WASHINGTON: Besides the obvious blow to the Trump Administration’s personnel reserves ready to handle the current Iran nuclear crisis, experts say the resignation of Yleem Poblete also weakens State’s already shaky bench facing negotiations with Russia and China on limiting nuclear arsenals, reducing the risks of space war, and finding a modus vivendi on cyber security.
The State Department has been plagued by a paucity of staff, especially at the senior level, ever since the beginning of the Trump Administration. About 38 percent of key staff positions remaining unfilled, according to the Partnership for Public Service that has been monitoring administration nominations and appointments.
Vacancies include the ambassador to the Geneva-based Conference on Disarmament that negotiates arms control treaties, and the ambassador to the United Nations since tNikki Haley’s resignation last October. The list goes on — assistant secretary slots for European and Eurasian Affairs, for East Asian and Pacific Affairs, and for South Asian Affairs.
Meanwhile, President Donald Trump recently ordered Secretary of State Mike Pompeo to put his staff to work figuring out how to push Russia and China into a new, tripartite nuclear weapons pact. That alone is a massive lift for the State Department, given China’s long-standing refusal to enter into arms contropl; agreements and Russia’s annoyance over US reluctance to simply renew the current bilateral New START agreement that caps both sides arsenals.
At the same time, efforts within the United Nations continue apace on the development of norms of responsible behavior in space and cyberspace that the Trump Administration has been (at least rhetorically) championing, including senior military leaders such as head of Strategic Command Gen. John Hyten. Poblete, in fact, has been the lead player at State in those discussions in Geneva and New York.
Further, the State Department has been in the end-stages of an effort to reorganize Poblete’s arms control bureau with an eye to elevating the attention to ’emerging’ security challenges including in the space and cyber domains.
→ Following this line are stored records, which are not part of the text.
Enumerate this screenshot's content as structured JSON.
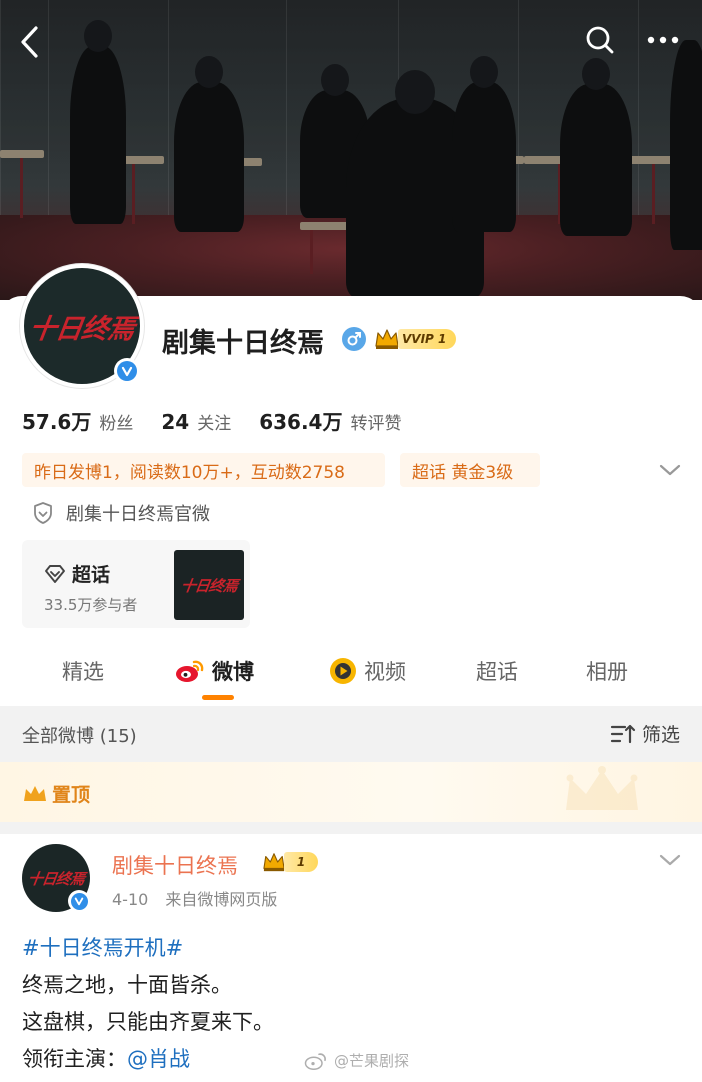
{
  "header": {
    "back_icon": "chevron-left-icon",
    "search_icon": "search-icon",
    "more_icon": "more-horizontal-icon"
  },
  "profile": {
    "avatar_logo": "十日终焉",
    "name": "剧集十日终焉",
    "gender": "male",
    "vip_label": "VVIP 1",
    "stats": [
      {
        "num": "57.6万",
        "label": "粉丝"
      },
      {
        "num": "24",
        "label": "关注"
      },
      {
        "num": "636.4万",
        "label": "转评赞"
      }
    ],
    "activity_pill": "昨日发博1，阅读数10万+，互动数2758",
    "supertopic_pill": "超话 黄金3级",
    "official_label": "剧集十日终焉官微"
  },
  "supertopic": {
    "title": "超话",
    "participants": "33.5万参与者",
    "thumb_logo": "十日终焉"
  },
  "tabs": [
    {
      "label": "精选",
      "icon": ""
    },
    {
      "label": "微博",
      "icon": "weibo-icon"
    },
    {
      "label": "视频",
      "icon": "video-icon"
    },
    {
      "label": "超话",
      "icon": ""
    },
    {
      "label": "相册",
      "icon": ""
    }
  ],
  "feed": {
    "count_label": "全部微博 (15)",
    "filter_label": "筛选",
    "pinned_label": "置顶"
  },
  "post": {
    "author": "剧集十日终焉",
    "rank_label": "1",
    "date": "4-10",
    "source": "来自微博网页版",
    "topic": "#十日终焉开机#",
    "line1": "终焉之地，十面皆杀。",
    "line2": "这盘棋，只能由齐夏来下。",
    "lead_prefix": "领衔主演：",
    "lead_mention": "@肖战",
    "avatar_logo": "十日终焉"
  },
  "watermark": "@芒果剧探",
  "colors": {
    "accent": "#ff8200",
    "link": "#1e6fbf",
    "author": "#eb7350",
    "pill_text": "#d96b17"
  }
}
The plan has been to separate nuclear arms control/treaty verification and space/cyber diplomacy into two separate bureaus under the so-called T-Family. That group of bureaus includes AVC, the Bureau of International Security and Nonproliferation whose job is to identify and mitigate proliferation threats, and the Bureau of Political-Military Affairs, responsible for arms export licensing and other defense-related functions. The new emerging security challenges bureau would have equal status to the current AVC, which would keep the nuclear issues.
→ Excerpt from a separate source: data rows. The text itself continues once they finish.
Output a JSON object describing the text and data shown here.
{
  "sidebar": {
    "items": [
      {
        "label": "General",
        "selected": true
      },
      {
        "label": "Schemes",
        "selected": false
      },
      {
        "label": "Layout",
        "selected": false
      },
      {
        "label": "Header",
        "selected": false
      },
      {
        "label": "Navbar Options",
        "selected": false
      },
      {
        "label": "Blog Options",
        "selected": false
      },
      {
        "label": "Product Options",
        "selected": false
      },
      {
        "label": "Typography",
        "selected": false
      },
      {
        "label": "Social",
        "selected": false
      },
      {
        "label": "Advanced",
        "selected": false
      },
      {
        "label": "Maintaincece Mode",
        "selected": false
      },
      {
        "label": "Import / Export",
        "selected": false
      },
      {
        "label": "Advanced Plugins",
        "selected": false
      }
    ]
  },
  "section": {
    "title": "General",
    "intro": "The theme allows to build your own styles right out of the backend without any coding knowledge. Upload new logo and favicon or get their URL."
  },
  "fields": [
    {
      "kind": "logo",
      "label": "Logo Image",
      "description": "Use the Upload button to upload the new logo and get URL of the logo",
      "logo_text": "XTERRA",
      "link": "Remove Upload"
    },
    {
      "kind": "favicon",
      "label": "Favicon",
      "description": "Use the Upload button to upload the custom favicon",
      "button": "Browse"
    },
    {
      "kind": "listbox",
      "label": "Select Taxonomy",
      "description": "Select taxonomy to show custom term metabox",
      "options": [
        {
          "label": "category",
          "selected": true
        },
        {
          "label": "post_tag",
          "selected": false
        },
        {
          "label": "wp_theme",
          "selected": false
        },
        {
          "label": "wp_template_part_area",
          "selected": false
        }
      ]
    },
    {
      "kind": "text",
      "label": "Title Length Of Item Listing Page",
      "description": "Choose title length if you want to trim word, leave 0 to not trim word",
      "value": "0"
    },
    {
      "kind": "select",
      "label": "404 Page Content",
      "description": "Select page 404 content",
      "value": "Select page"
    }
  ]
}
One of the goals of the reorganization, which is currently being vetted by Congress, is to draw the semi-independent Obama-era Office of the Coordinator for Cyber Affairs (formerly headed by Chris Painter) back into the traditional State Department structure, current and former officials tell me. It is unclear how Poblete’s leaving will affect the ongoing discussions with the Hill about the reorganization.
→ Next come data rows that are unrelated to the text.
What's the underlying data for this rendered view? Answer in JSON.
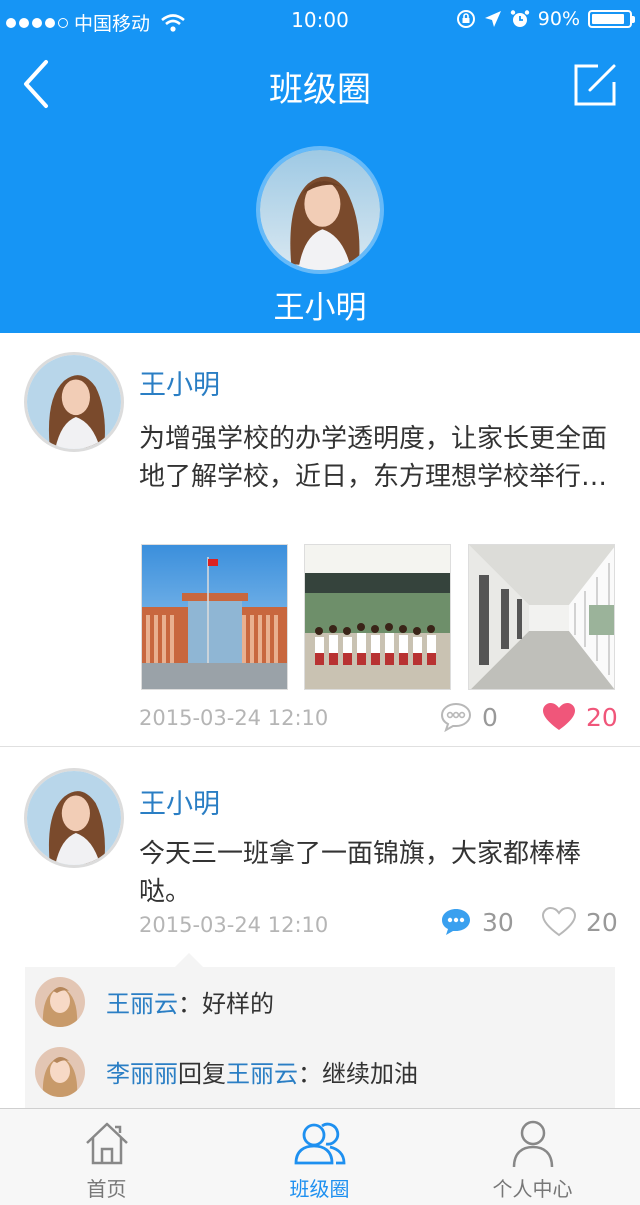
{
  "status_bar": {
    "carrier": "中国移动",
    "time": "10:00",
    "battery": "90%"
  },
  "nav": {
    "title": "班级圈"
  },
  "profile": {
    "name": "王小明"
  },
  "posts": [
    {
      "author": "王小明",
      "text": "为增强学校的办学透明度，让家长更全面地了解学校，近日，东方理想学校举行…",
      "photos": [
        "school-building-photo",
        "students-group-photo",
        "corridor-photo"
      ],
      "datetime": "2015-03-24  12:10",
      "comments": "0",
      "likes": "20",
      "liked": true
    },
    {
      "author": "王小明",
      "text": "今天三一班拿了一面锦旗，大家都棒棒哒。",
      "datetime": "2015-03-24  12:10",
      "comments": "30",
      "likes": "20",
      "liked": false,
      "replies": [
        {
          "name": "王丽云",
          "sep": "：",
          "text": "好样的"
        },
        {
          "name": "李丽丽",
          "verb": "回复",
          "target": "王丽云",
          "sep": "：",
          "text": "继续加油"
        }
      ]
    }
  ],
  "tabs": [
    {
      "label": "首页",
      "icon": "home-icon"
    },
    {
      "label": "班级圈",
      "icon": "class-circle-icon",
      "active": true
    },
    {
      "label": "个人中心",
      "icon": "person-icon"
    }
  ],
  "colors": {
    "primary": "#1695f5",
    "link": "#2a7ec4",
    "like": "#f0567a"
  }
}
That said, Poblete’s resignation is unlikely to change the underlying philosophy of the Trump Administration that diplomacy, arms control and security-related agreements are of little use in ensuring national security. Poblete’s alignment on arms control issues echoes that of uber-hawk National Security Advisor John Bolton who has never met a treaty he liked.
As first published by the Washington Post yesterday, Poblete’s hawkish views (and aggressive attitude that was not appreciated by her subordinates) on Iran caused her to run afoul of her immediate boss, Undersecretary for Arms Control and International Security Affairs Andrea Thompson. Indeed, the rumor is that Poblete was forced out over Thompson’s belief that Poblete had fiddled with the facts in the annual report on Iran’s compliance with the 2015 nuclear deal. The Trump Administration last year withdrew from the deal and reimposed economic sanctions based on its judgement that Iran was not complying.
Whether or not that rumor is true, a bigger problem for State itself, according to insiders (including officials who worked with Poblete,) was that she refused to follow normal procedures, and often went around Thompson to Bolton. Thompson, I’m told by multiple sources, complained repeatedly to Pompeo about Poblete’s failure to coordinate, vet her official statements, etc.
Arms control advocates have been almost unanimously critical of the administration’s approaches to Iran, New START, and other security-related diplomatic endeavors. Thus, many have been ambivalent — to say the least — about Poblete’s departure, at the most recognizing that the lack of personnel is yet another obstacle to resolving the issues.
“The specific reasons for Assistant Secretary Poblete’s forced resignation are unclear. With her or without her, there is clearly a serious deficit of expertise, experience, and commitment to effective nonproliferation and arms control among the group of political appointees in this administration,” Daryl Kimball, executive director of the Arms Control Association.